A good number of U.S. millionaires grumble that worth of a million dollars is not the same today as it used to be, a few years back, states Fidelity Investments in its recent survey.
In a recent survey, at least four out of ten American millionaires divulged that they don’t feel they are well-off.
In fact, many even stated that they,, without any doubt, would require at least $ 7.5 million so as to consider themselves to be really wealthy.
This, out of the ordinary, survey was conducted by Fidelity Investments.
During the survey, over 1,000 millionaires were questioned, out of which nearly 42 percent replied that with the amount of riches they possess, they can’t call themselves wealthy.
Fidelity Investments’ survey 2011
All the survey volunteers had a minimum of $ 1 million in investible assets. As per the survey norms, retirement accounts and realty don’t fall under investible assets.

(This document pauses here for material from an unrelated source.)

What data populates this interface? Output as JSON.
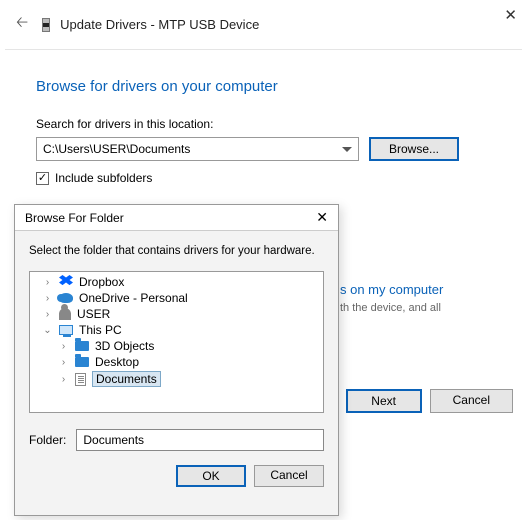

In fact "Every person in the survey is wealthy… But they are still worried about outliving their assets." said Sanjiv Mirchandani, president of National Financial, a unit of Fidelity.
On average, all the participants were of 56 years of age with a wealth of investable assets worth $3.5 million.
In general people compare themselves with their peer group. They also contemplate on forthcoming long years they would have to spend in retirement and the time they would need more assets to rely on, to maintain their current standard of living, Michael Durbin, president of Fidelity Institutional Wealth Services said in this context.
Survey found out people today more optimistic than in 2009
However, millionaires today are somewhat more hopeful than they used to be in 2009. As the study in 2009 showed 46 percent of the participants did not feel they were well-off.
The current survey shows the participants to be more hopeful about the U.S. economic recovery. Most of them maintained that though current economy would remain fragile, its will start showing improvements by the year end.
Fidelity also found out that the 5 percent of the wealthiest Americans are responsible for more than 55 percent of the country's riches.